Wolves have a very organized method of ranking known as the ‘linear hierarchy.’ This implies that every wolf has its position within the pack. Although an alpha might lead from the front of the queue, he will frequently alternate positions with other higher-ranking wolves. The line formation in which these wolves travel also ensures smooth communication amongst pack members.

The order in which they move is not essentially set; consequently, any one of them can take on specific roles at different times during their trips or hunts to ensure everyone performs their duties effectively and cohesively.

In Conclusion
It is fascinating how animals like wolves exhibit profound intelligence and social hierarchies similar to human cultures. Wolves live together in close-knit groups where each member plays a crucial role in survival depends heavily upon effective communication between individuals.

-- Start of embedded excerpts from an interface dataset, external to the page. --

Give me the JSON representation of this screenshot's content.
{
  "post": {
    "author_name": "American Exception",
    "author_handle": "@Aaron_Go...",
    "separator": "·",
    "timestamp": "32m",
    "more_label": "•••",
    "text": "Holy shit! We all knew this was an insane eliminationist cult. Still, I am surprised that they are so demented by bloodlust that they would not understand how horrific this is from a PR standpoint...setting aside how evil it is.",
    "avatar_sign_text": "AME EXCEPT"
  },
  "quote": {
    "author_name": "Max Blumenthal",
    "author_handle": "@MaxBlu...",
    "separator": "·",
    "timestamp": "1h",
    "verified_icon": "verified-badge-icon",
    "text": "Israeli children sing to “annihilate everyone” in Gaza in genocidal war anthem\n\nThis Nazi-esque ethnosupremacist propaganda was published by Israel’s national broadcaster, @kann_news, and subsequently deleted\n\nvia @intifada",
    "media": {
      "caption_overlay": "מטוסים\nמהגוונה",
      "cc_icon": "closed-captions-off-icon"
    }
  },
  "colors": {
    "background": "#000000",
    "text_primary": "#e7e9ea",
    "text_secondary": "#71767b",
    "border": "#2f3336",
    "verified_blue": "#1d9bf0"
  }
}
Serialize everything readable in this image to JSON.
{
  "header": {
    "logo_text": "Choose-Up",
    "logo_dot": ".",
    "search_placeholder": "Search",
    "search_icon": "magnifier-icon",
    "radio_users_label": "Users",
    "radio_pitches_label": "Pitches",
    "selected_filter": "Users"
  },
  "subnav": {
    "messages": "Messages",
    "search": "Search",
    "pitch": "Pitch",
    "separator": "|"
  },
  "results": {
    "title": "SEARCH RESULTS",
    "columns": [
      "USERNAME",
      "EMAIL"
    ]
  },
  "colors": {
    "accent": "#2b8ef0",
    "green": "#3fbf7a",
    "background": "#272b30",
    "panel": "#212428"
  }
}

Maintaining such well-organized and structured traveling patterns allows for better coordination between these intelligent creatures and leads to greater success when hunting prey or protecting themselves against predators threatening their livelihoods.

Therefore it’s apparent that knowing what order wolves use for travel/hunting has enormous implications both ecologically/societally alike informing wildlife conservation strategies influencing population dynamics shaping our understanding animal behavior according respect/ empowering effective management practices meet needs interests all involved stakeholders including humans/predicting potential consequences future ecological movements based on trends identified wolves’ transportation preferences offers insight into possible directions species may move towards preservation so never underestimate importance studying wild habitats!
Wolves are known for their intelligence and sociability. They live in packs to increase their chances of survival, protect against predators, and provide greater social interaction. The order in which they travel is essential for maintaining effective communication within the pack. Wolves always travel in single file or line formation with the alpha leading the way.

The linear hierarchy is a well-organized method of ranking that ensures every wolf has its position within the pack. Alpha wolves establish dominance through fierce competition amongst themselves while females use cooperative behavior to determine who ultimately leads them.

Every member plays a crucial role in survival; therefore, effective communication between individuals depends heavily on maintaining such a well-structured traveling pattern allowing better coordination among team members.

Maintaining these structured patterns also allows for better success when hunting prey or protecting themselves against potential threats from predators threatening their livelihoods.

Knowing what order wolves use for travel/hunting has enormous implications both ecologically/societally alike informing wildlife conservation strategies influencing population dynamics shaping our understanding animal behavior respect/ empowering effective management practices meet needs interests all involved stakeholders including humans/predicting potential consequences future ecological movements based on trends identified wolves’ transportation preferences offers insight into possible directions species may move towards preservation – never underestimate importance studying wild habitats!